4. Set office hours and try to stick to them.
Because you work from home, a lot of customers think you’re working “all of the time.” If they call you at 11 a.m. on a Sunday morning, they need to know that you are “closed” and won’t return their phone call until your next business day. If you’re “always available,” it’s hard to enjoy time when you’re “not working.” You need to give yourself permission to spend an hour or two a day reading a book, having coffee with a friend, gardening-whatever it is that recharges your battery.
5. Work when the kids are at school or even get a sitter for a few hours and make it a priority to “stop working” when they’re home and during their vacations.

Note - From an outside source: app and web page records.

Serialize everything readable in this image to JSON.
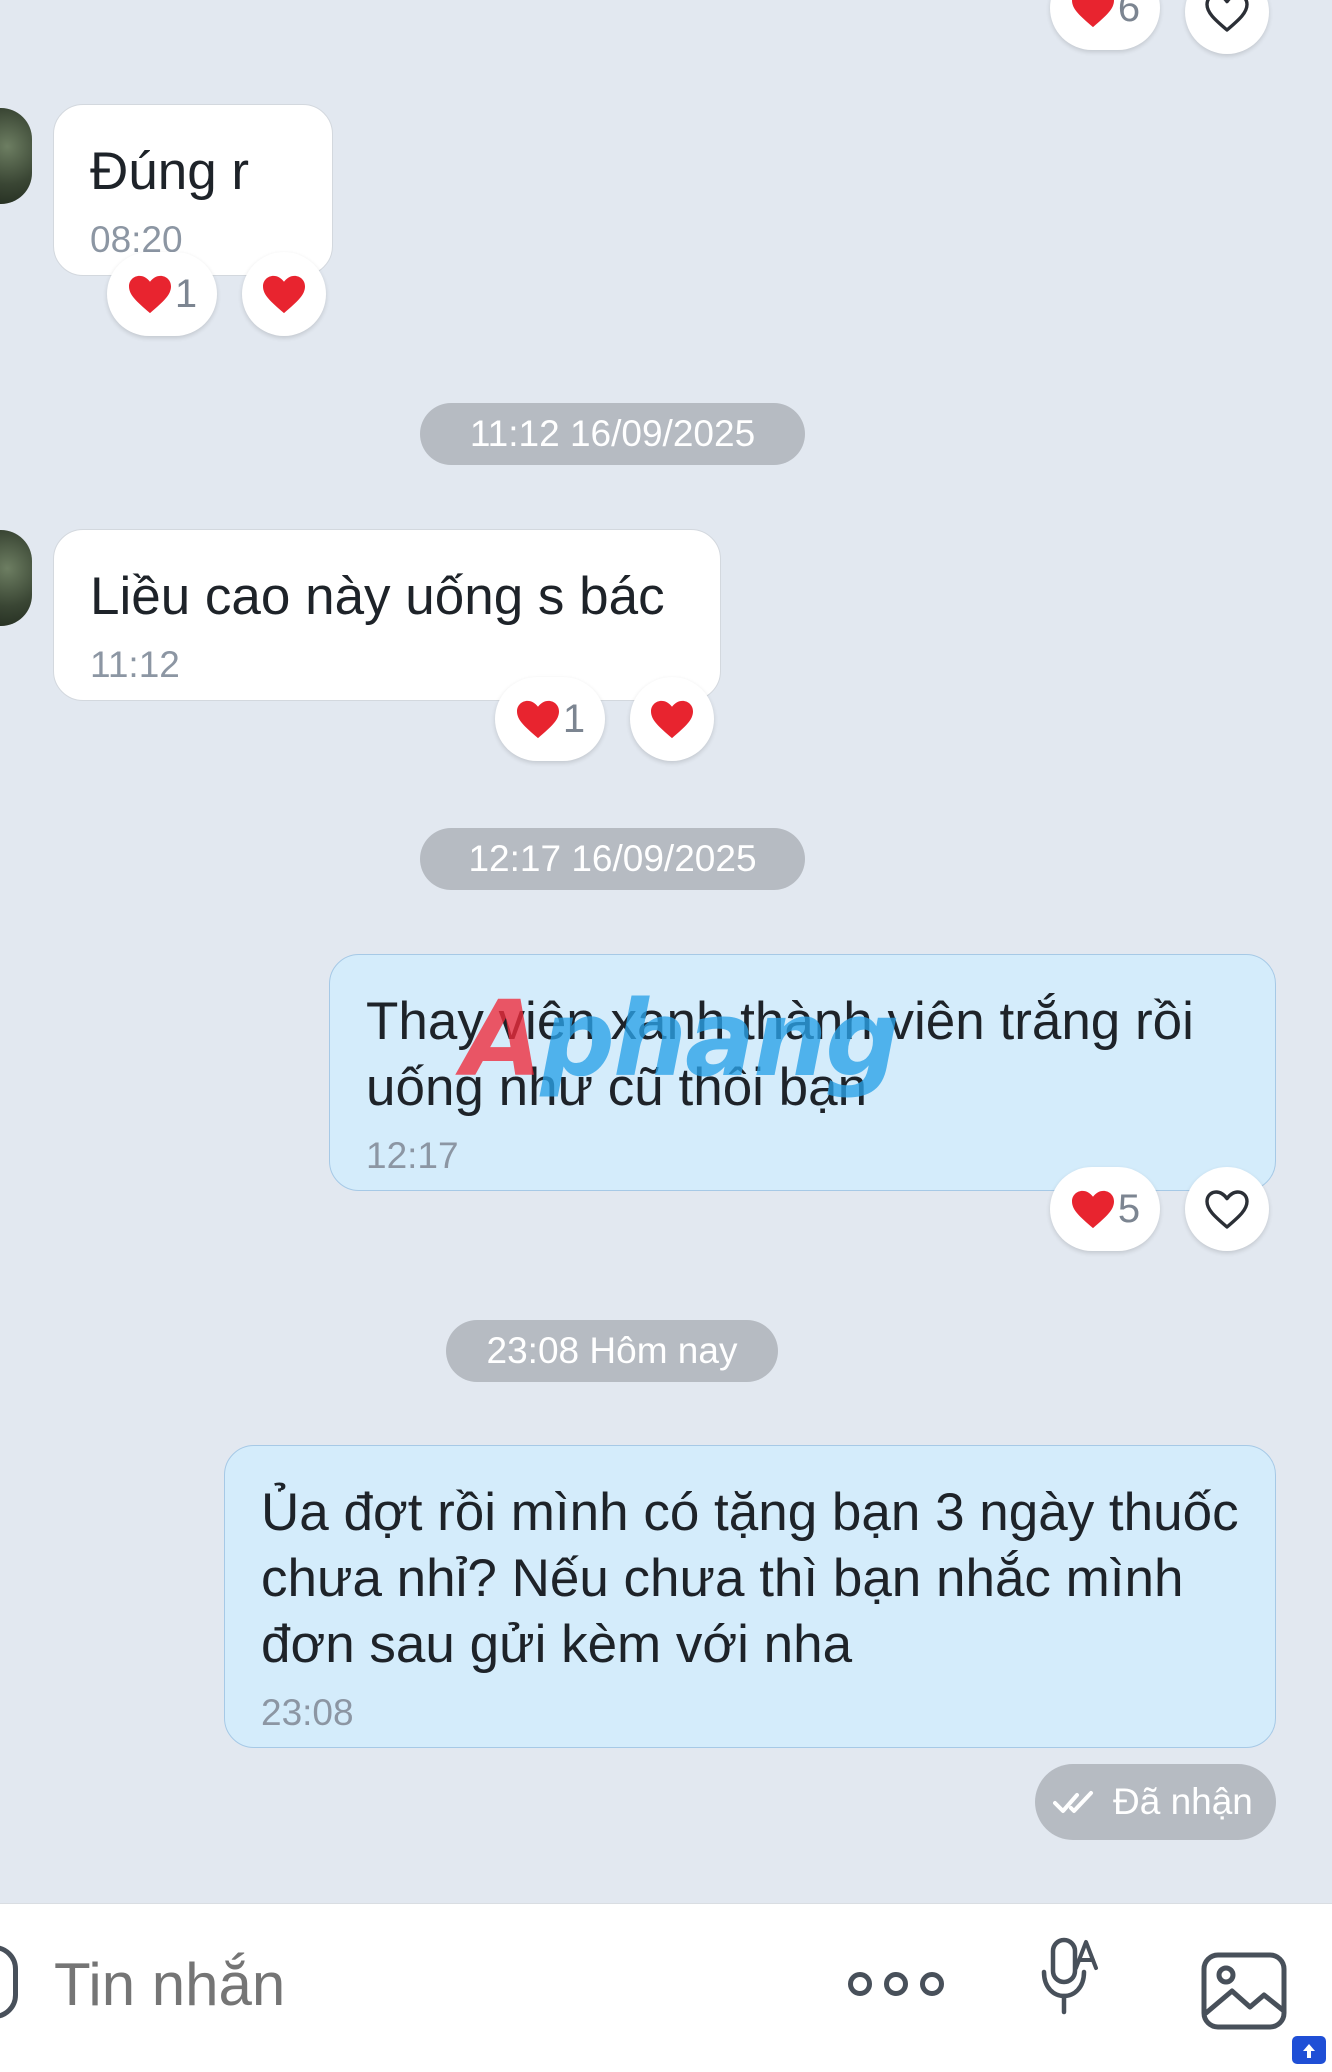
{
  "colors": {
    "background": "#e2e8f0",
    "incoming_bubble": "#ffffff",
    "outgoing_bubble": "#d4ecfb",
    "date_pill": "#b6bbc2",
    "heart": "#e8242f",
    "watermark_red": "#ef2b3b",
    "watermark_blue": "#2aa2e8"
  },
  "top_reactions": {
    "heart_count": "6",
    "heart_icon": "heart-outline-icon"
  },
  "messages": [
    {
      "direction": "incoming",
      "text": "Đúng r",
      "time": "08:20",
      "reaction_count": "1",
      "my_reaction": "heart-filled"
    },
    {
      "direction": "incoming",
      "text": "Liều cao này uống s bác",
      "time": "11:12",
      "reaction_count": "1",
      "my_reaction": "heart-filled"
    },
    {
      "direction": "outgoing",
      "text": "Thay viên xanh thành viên trắng rồi uống như cũ thôi bạn",
      "time": "12:17",
      "reaction_count": "5",
      "my_reaction": "heart-outline"
    },
    {
      "direction": "outgoing",
      "text": "Ủa đợt rồi mình có tặng bạn 3 ngày thuốc chưa nhỉ? Nếu chưa thì bạn nhắc mình đơn sau gửi kèm với nha",
      "time": "23:08"
    }
  ],
  "date_separators": [
    "11:12 16/09/2025",
    "12:17 16/09/2025",
    "23:08 Hôm nay"
  ],
  "status": {
    "label": "Đã nhận",
    "icon": "double-check-icon"
  },
  "watermark": {
    "part1": "A",
    "part2": "phang"
  },
  "input": {
    "placeholder": "Tin nhắn",
    "icons": [
      "sticker-icon",
      "more-icon",
      "voice-to-text-icon",
      "image-icon"
    ]
  }
}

My husband and I were fortunate to be in the financial position where I could stay home. Leaving a successful 15-year career to be a mom wasn’t easy. At first, I missed my old life of not being responsible for anyone but myself and working a 40-hour week. The adjustment of being on-call 24/7, craving adult conversation and a carefree schedule took some getting used to. But that’s what I signed up for. Now that my kids are ages 10 & 8, it’s easier, but there are days when I head down to my office at 4 a.m., take a break to drive them to school at 7:20 and continue working until I pick them up at 2:30 p.m. Then, it’s homework, making dinner, cleaning, doing the laundry, etc. I try not to work weekends, but when I have to, I look at it as time they get to spend with their dad. It’s important for them to see that marriage is a partnership. Both of my parents worked full-time jobs and raised seven kids. My dad did all of the grocery shopping, cooking and helped with laundry on the weekends. When you own a business, it’s even more important to have that kind of support.
Everyone has their own ideas of how they “measure success.” For some, it’s how much money they make or recognition in their field. For me, it’s always been about making a difference and feeling good about what I do. Having worked in the not-for-profit field, I had to do a lot with a limited budget. That is still with me today. I truly get excited about creating something unique to celebrate a new baby, a birthday, a wedding. If you want a fill-in-the-blank invitation-Target or Party City is the place to go. But if you want something in your baby’s nursery colors or an invitation with antique bunnies, it would be my pleasure to design something just for you. But, there are a few things customers need to know. Because I’m starting from scratch, depending on my workload, it can take up to 10 days to see initial designs. (Of course, you can always choose from sample invites I’ve done and customize one of those for a quicker turn-around.) I don’t charge a design fee or have a minimum order. This saves money (not having to buy a pack of 20 invites when you only need 15), but expect to pay more than you would at Target. How much more? That depends on the design and if you’re willing to do some of the labor. For example, if your invite has a bow or other embellishment, you can save by doing the assembly yourself. Also know that my price includes everything. In most retail invitation stores, first, you buy a pack of invitations and then pay up to $1 per invite for personalization and printing. Need a matching favor tag or thank you? I don’t charge for brain-storming and love to pass on tips and ideas from prior customers!
To me, I’m not only in the invitation business, I’m in the business of celebrating life’s important moments. It’s my hope that years down the road, my customers will look at a picture, flip through a scrapbook or dig through a box of mementos and smile when they see the invitation that was made just for them!
A little about Tina: